▶ _Exercise description_
No pictures, nothing altered: return the data below.

Component data from apps and pages:
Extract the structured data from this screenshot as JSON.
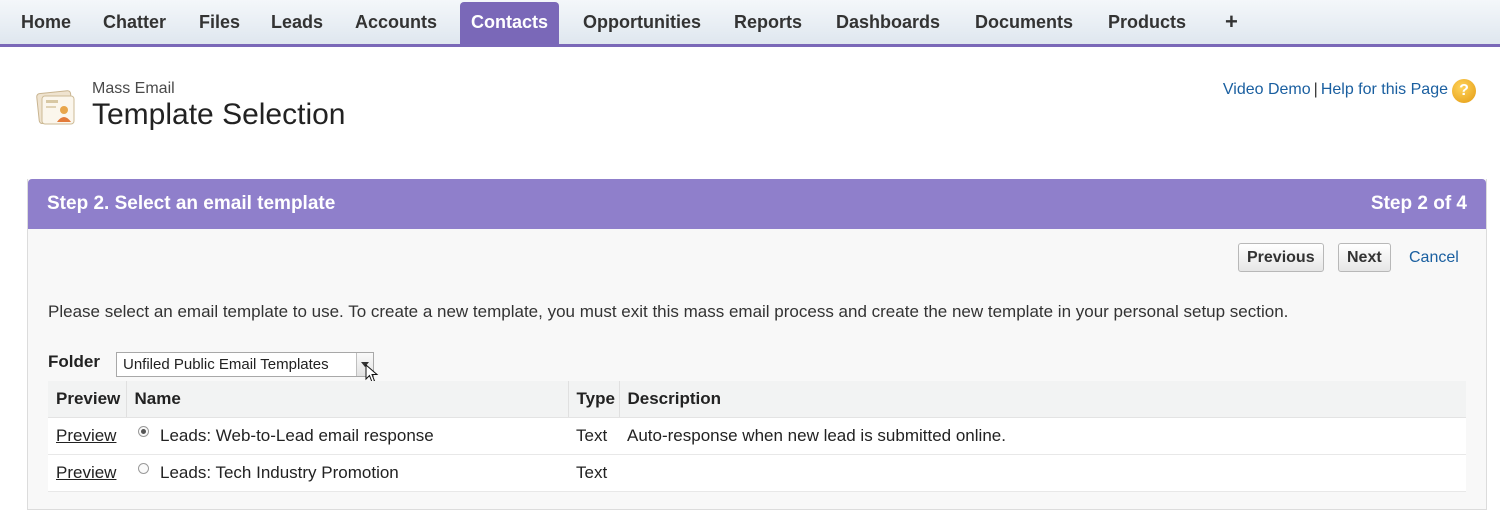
{
  "nav": {
    "tabs": [
      "Home",
      "Chatter",
      "Files",
      "Leads",
      "Accounts",
      "Contacts",
      "Opportunities",
      "Reports",
      "Dashboards",
      "Documents",
      "Products"
    ],
    "active_tab": "Contacts",
    "add_tab_glyph": "+"
  },
  "header": {
    "eyebrow": "Mass Email",
    "title": "Template Selection",
    "video_demo": "Video Demo",
    "separator": "|",
    "help_link": "Help for this Page",
    "help_icon_glyph": "?"
  },
  "step": {
    "title": "Step 2. Select an email template",
    "count": "Step 2 of 4",
    "previous_label": "Previous",
    "next_label": "Next",
    "cancel_label": "Cancel",
    "instructions": "Please select an email template to use. To create a new template, you must exit this mass email process and create the new template in your personal setup section."
  },
  "folder": {
    "label": "Folder",
    "selected": "Unfiled Public Email Templates"
  },
  "table": {
    "headers": {
      "preview": "Preview",
      "name": "Name",
      "type": "Type",
      "description": "Description"
    },
    "rows": [
      {
        "preview": "Preview",
        "name": "Leads: Web-to-Lead email response",
        "type": "Text",
        "description": "Auto-response when new lead is submitted online.",
        "selected": true
      },
      {
        "preview": "Preview",
        "name": "Leads: Tech Industry Promotion",
        "type": "Text",
        "description": "",
        "selected": false
      }
    ]
  },
  "colors": {
    "accent": "#7a68b8",
    "step_header": "#8f7fcb",
    "link": "#1a5fa0"
  },
  "icons": {
    "page": "email-template-icon",
    "help": "help-icon",
    "add_tab": "plus-icon",
    "dropdown": "chevron-down-icon",
    "cursor": "mouse-cursor-icon"
  }
}
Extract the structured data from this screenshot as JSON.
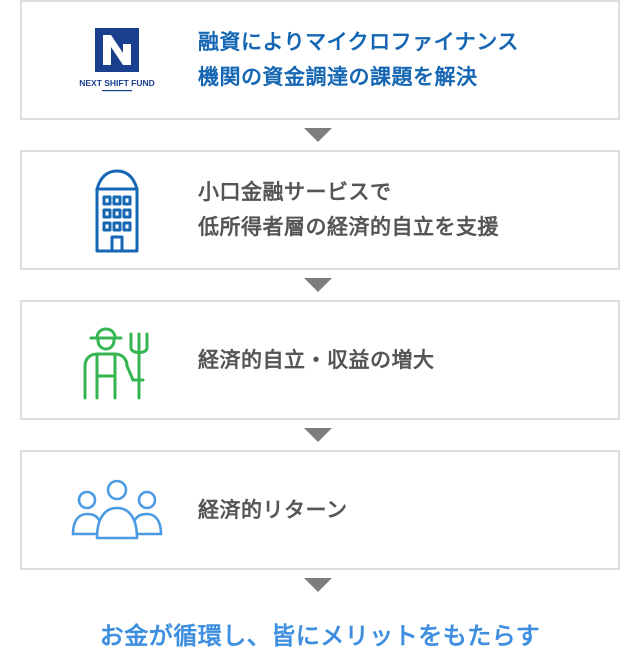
{
  "steps": [
    {
      "lines": [
        "融資によりマイクロファイナンス",
        "機関の資金調達の課題を解決"
      ],
      "icon": "next-shift-fund-logo",
      "logo_text": "NEXT SHIFT FUND",
      "text_color": "#1667b3"
    },
    {
      "lines": [
        "小口金融サービスで",
        "低所得者層の経済的自立を支援"
      ],
      "icon": "building-icon",
      "icon_color": "#1667b3",
      "text_color": "#555555"
    },
    {
      "lines": [
        "経済的自立・収益の増大"
      ],
      "icon": "farmer-pitchfork-icon",
      "icon_color": "#35b551",
      "text_color": "#555555"
    },
    {
      "lines": [
        "経済的リターン"
      ],
      "icon": "people-group-icon",
      "icon_color": "#4a9be4",
      "text_color": "#555555"
    }
  ],
  "footer": {
    "text": "お金が循環し、皆にメリットをもたらす",
    "color": "#3f8fe0"
  },
  "colors": {
    "border": "#dedede",
    "arrow": "#7d7d7d"
  }
}
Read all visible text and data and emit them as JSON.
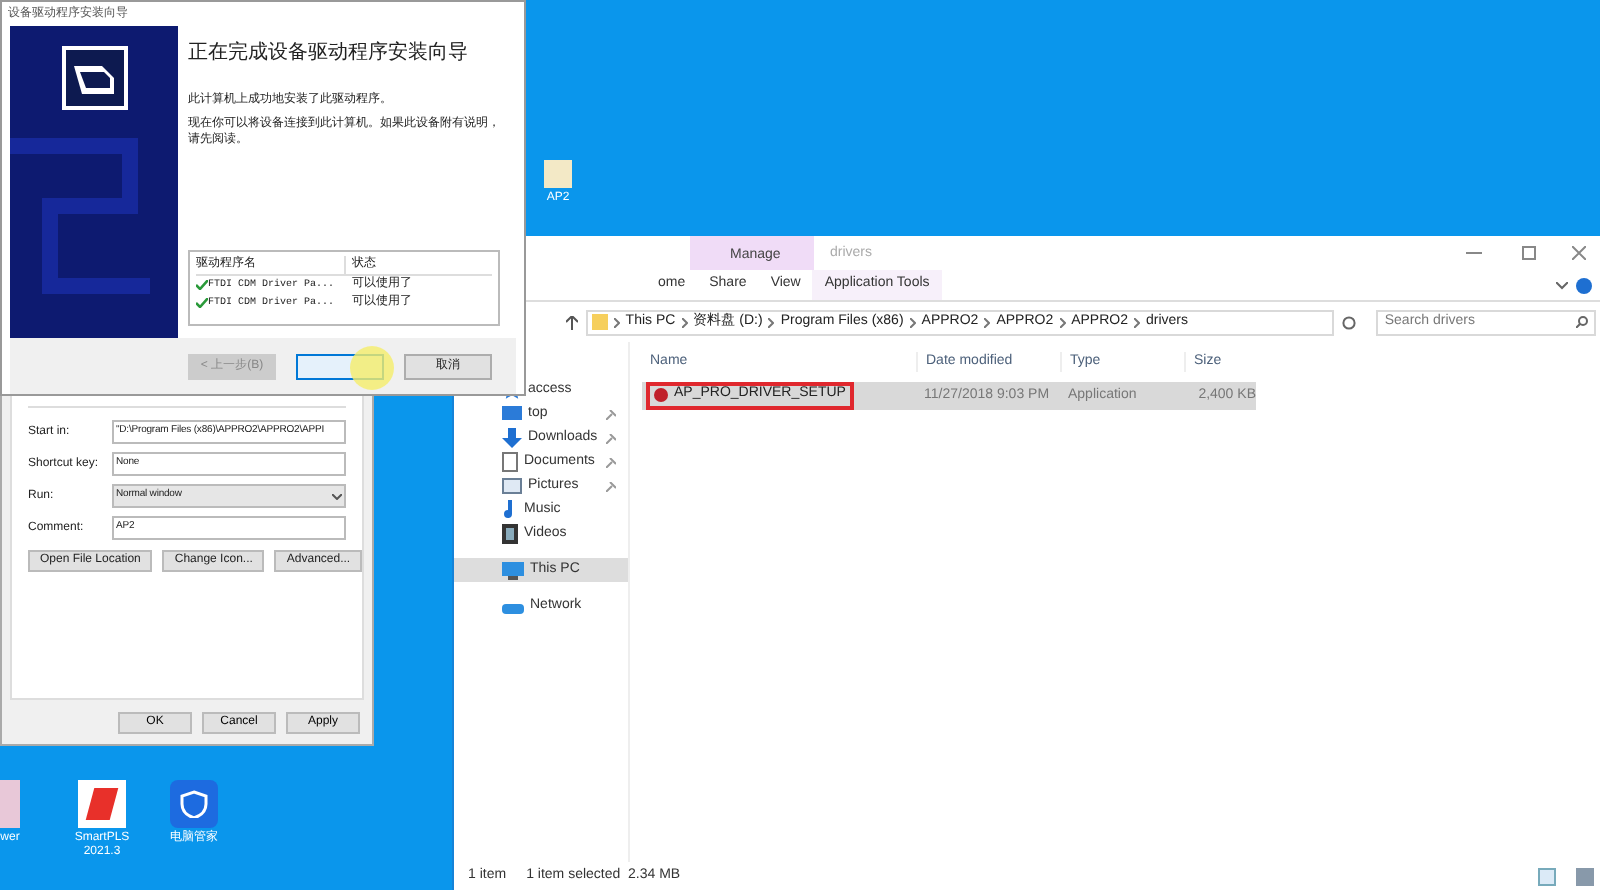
{
  "desktop": {
    "icons": [
      {
        "label": "AP2",
        "kind": "folder"
      }
    ],
    "bottom_icons": [
      {
        "label": "wer",
        "kind": "partial"
      },
      {
        "label": "SmartPLS 2021.3",
        "kind": "smartpls"
      },
      {
        "label": "电脑管家",
        "kind": "shield"
      }
    ]
  },
  "explorer": {
    "ribbon_tabs": [
      {
        "label": "ome",
        "selected": false
      },
      {
        "label": "Share",
        "selected": false
      },
      {
        "label": "View",
        "selected": false
      }
    ],
    "context_group": "Manage",
    "context_tab": "Application Tools",
    "title": "drivers",
    "breadcrumbs": [
      "This PC",
      "资料盘 (D:)",
      "Program Files (x86)",
      "APPRO2",
      "APPRO2",
      "APPRO2",
      "drivers"
    ],
    "search": {
      "placeholder": "Search drivers"
    },
    "nav": [
      {
        "label": "access",
        "kind": "star",
        "pinned": false,
        "selected": false
      },
      {
        "label": "top",
        "kind": "desktop",
        "pinned": true,
        "selected": false
      },
      {
        "label": "Downloads",
        "kind": "download",
        "pinned": true,
        "selected": false
      },
      {
        "label": "Documents",
        "kind": "document",
        "pinned": true,
        "selected": false
      },
      {
        "label": "Pictures",
        "kind": "picture",
        "pinned": true,
        "selected": false
      },
      {
        "label": "Music",
        "kind": "music",
        "pinned": false,
        "selected": false
      },
      {
        "label": "Videos",
        "kind": "video",
        "pinned": false,
        "selected": false
      },
      {
        "label": "This PC",
        "kind": "pc",
        "pinned": false,
        "selected": true
      },
      {
        "label": "Network",
        "kind": "network",
        "pinned": false,
        "selected": false
      }
    ],
    "columns": [
      "Name",
      "Date modified",
      "Type",
      "Size"
    ],
    "files": [
      {
        "name": "AP_PRO_DRIVER_SETUP",
        "date": "11/27/2018 9:03 PM",
        "type": "Application",
        "size": "2,400 KB",
        "selected": true
      }
    ],
    "status": [
      "1 item",
      "1 item selected  2.34 MB"
    ]
  },
  "properties": {
    "fields": [
      {
        "label": "Start in:",
        "value": "\"D:\\Program Files (x86)\\APPRO2\\APPRO2\\APPI",
        "kind": "text"
      },
      {
        "label": "Shortcut key:",
        "value": "None",
        "kind": "text"
      },
      {
        "label": "Run:",
        "value": "Normal window",
        "kind": "select"
      },
      {
        "label": "Comment:",
        "value": "AP2",
        "kind": "text"
      }
    ],
    "actions": [
      "Open File Location",
      "Change Icon...",
      "Advanced..."
    ],
    "buttons": [
      "OK",
      "Cancel",
      "Apply"
    ]
  },
  "wizard": {
    "title": "设备驱动程序安装向导",
    "heading": "正在完成设备驱动程序安装向导",
    "lines": [
      "此计算机上成功地安装了此驱动程序。",
      "现在你可以将设备连接到此计算机。如果此设备附有说明，请先阅读。"
    ],
    "columns": [
      "驱动程序名",
      "状态"
    ],
    "drivers": [
      {
        "name": "FTDI CDM Driver Pa...",
        "status": "可以使用了"
      },
      {
        "name": "FTDI CDM Driver Pa...",
        "status": "可以使用了"
      }
    ],
    "buttons": [
      {
        "label": "< 上一步(B)",
        "disabled": true
      },
      {
        "disabled": false
      },
      {
        "label": "取消",
        "disabled": false
      }
    ]
  }
}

▶ _Answer to this task_
Extract the structured data from this screenshot as JSON.
{
  "nav": {
    "tabs": [
      "Home",
      "Chatter",
      "Files",
      "Leads",
      "Accounts",
      "Contacts",
      "Opportunities",
      "Reports",
      "Dashboards",
      "Documents",
      "Products"
    ],
    "active_tab": "Contacts",
    "add_tab_glyph": "+"
  },
  "header": {
    "eyebrow": "Mass Email",
    "title": "Template Selection",
    "video_demo": "Video Demo",
    "separator": "|",
    "help_link": "Help for this Page",
    "help_icon_glyph": "?"
  },
  "step": {
    "title": "Step 2. Select an email template",
    "count": "Step 2 of 4",
    "previous_label": "Previous",
    "next_label": "Next",
    "cancel_label": "Cancel",
    "instructions": "Please select an email template to use. To create a new template, you must exit this mass email process and create the new template in your personal setup section."
  },
  "folder": {
    "label": "Folder",
    "selected": "Unfiled Public Email Templates"
  },
  "table": {
    "headers": {
      "preview": "Preview",
      "name": "Name",
      "type": "Type",
      "description": "Description"
    },
    "rows": [
      {
        "preview": "Preview",
        "name": "Leads: Web-to-Lead email response",
        "type": "Text",
        "description": "Auto-response when new lead is submitted online.",
        "selected": true
      },
      {
        "preview": "Preview",
        "name": "Leads: Tech Industry Promotion",
        "type": "Text",
        "description": "",
        "selected": false
      }
    ]
  },
  "colors": {
    "accent": "#7a68b8",
    "step_header": "#8f7fcb",
    "link": "#1a5fa0"
  },
  "icons": {
    "page": "email-template-icon",
    "help": "help-icon",
    "add_tab": "plus-icon",
    "dropdown": "chevron-down-icon",
    "cursor": "mouse-cursor-icon"
  }
}
Extract the structured data from this screenshot as JSON.
{
  "steps": [
    {
      "lines": [
        "融資によりマイクロファイナンス",
        "機関の資金調達の課題を解決"
      ],
      "icon": "next-shift-fund-logo",
      "logo_text": "NEXT SHIFT FUND",
      "text_color": "#1667b3"
    },
    {
      "lines": [
        "小口金融サービスで",
        "低所得者層の経済的自立を支援"
      ],
      "icon": "building-icon",
      "icon_color": "#1667b3",
      "text_color": "#555555"
    },
    {
      "lines": [
        "経済的自立・収益の増大"
      ],
      "icon": "farmer-pitchfork-icon",
      "icon_color": "#35b551",
      "text_color": "#555555"
    },
    {
      "lines": [
        "経済的リターン"
      ],
      "icon": "people-group-icon",
      "icon_color": "#4a9be4",
      "text_color": "#555555"
    }
  ],
  "footer": {
    "text": "お金が循環し、皆にメリットをもたらす",
    "color": "#3f8fe0"
  },
  "colors": {
    "border": "#dedede",
    "arrow": "#7d7d7d"
  }
}
Read all visible text and data and emit them as JSON.
{
  "desktop": {
    "icons": [
      {
        "label": "AP2",
        "kind": "folder"
      }
    ],
    "bottom_icons": [
      {
        "label": "wer",
        "kind": "partial"
      },
      {
        "label": "SmartPLS 2021.3",
        "kind": "smartpls"
      },
      {
        "label": "电脑管家",
        "kind": "shield"
      }
    ]
  },
  "explorer": {
    "ribbon_tabs": [
      {
        "label": "ome",
        "selected": false
      },
      {
        "label": "Share",
        "selected": false
      },
      {
        "label": "View",
        "selected": false
      }
    ],
    "context_group": "Manage",
    "context_tab": "Application Tools",
    "title": "drivers",
    "breadcrumbs": [
      "This PC",
      "资料盘 (D:)",
      "Program Files (x86)",
      "APPRO2",
      "APPRO2",
      "APPRO2",
      "drivers"
    ],
    "search": {
      "placeholder": "Search drivers"
    },
    "nav": [
      {
        "label": "access",
        "kind": "star",
        "pinned": false,
        "selected": false
      },
      {
        "label": "top",
        "kind": "desktop",
        "pinned": true,
        "selected": false
      },
      {
        "label": "Downloads",
        "kind": "download",
        "pinned": true,
        "selected": false
      },
      {
        "label": "Documents",
        "kind": "document",
        "pinned": true,
        "selected": false
      },
      {
        "label": "Pictures",
        "kind": "picture",
        "pinned": true,
        "selected": false
      },
      {
        "label": "Music",
        "kind": "music",
        "pinned": false,
        "selected": false
      },
      {
        "label": "Videos",
        "kind": "video",
        "pinned": false,
        "selected": false
      },
      {
        "label": "This PC",
        "kind": "pc",
        "pinned": false,
        "selected": true
      },
      {
        "label": "Network",
        "kind": "network",
        "pinned": false,
        "selected": false
      }
    ],
    "columns": [
      "Name",
      "Date modified",
      "Type",
      "Size"
    ],
    "files": [
      {
        "name": "AP_PRO_DRIVER_SETUP",
        "date": "11/27/2018 9:03 PM",
        "type": "Application",
        "size": "2,400 KB",
        "selected": true
      }
    ],
    "status": [
      "1 item",
      "1 item selected  2.34 MB"
    ]
  },
  "properties": {
    "fields": [
      {
        "label": "Start in:",
        "value": "\"D:\\Program Files (x86)\\APPRO2\\APPRO2\\APPI",
        "kind": "text"
      },
      {
        "label": "Shortcut key:",
        "value": "None",
        "kind": "text"
      },
      {
        "label": "Run:",
        "value": "Normal window",
        "kind": "select"
      },
      {
        "label": "Comment:",
        "value": "AP2",
        "kind": "text"
      }
    ],
    "actions": [
      "Open File Location",
      "Change Icon...",
      "Advanced..."
    ],
    "buttons": [
      "OK",
      "Cancel",
      "Apply"
    ]
  },
  "wizard": {
    "title": "设备驱动程序安装向导",
    "heading": "正在完成设备驱动程序安装向导",
    "lines": [
      "此计算机上成功地安装了此驱动程序。",
      "现在你可以将设备连接到此计算机。如果此设备附有说明，请先阅读。"
    ],
    "columns": [
      "驱动程序名",
      "状态"
    ],
    "drivers": [
      {
        "name": "FTDI CDM Driver Pa...",
        "status": "可以使用了"
      },
      {
        "name": "FTDI CDM Driver Pa...",
        "status": "可以使用了"
      }
    ],
    "buttons": [
      {
        "label": "< 上一步(B)",
        "disabled": true
      },
      {
        "disabled": false
      },
      {
        "label": "取消",
        "disabled": false
      }
    ]
  }
}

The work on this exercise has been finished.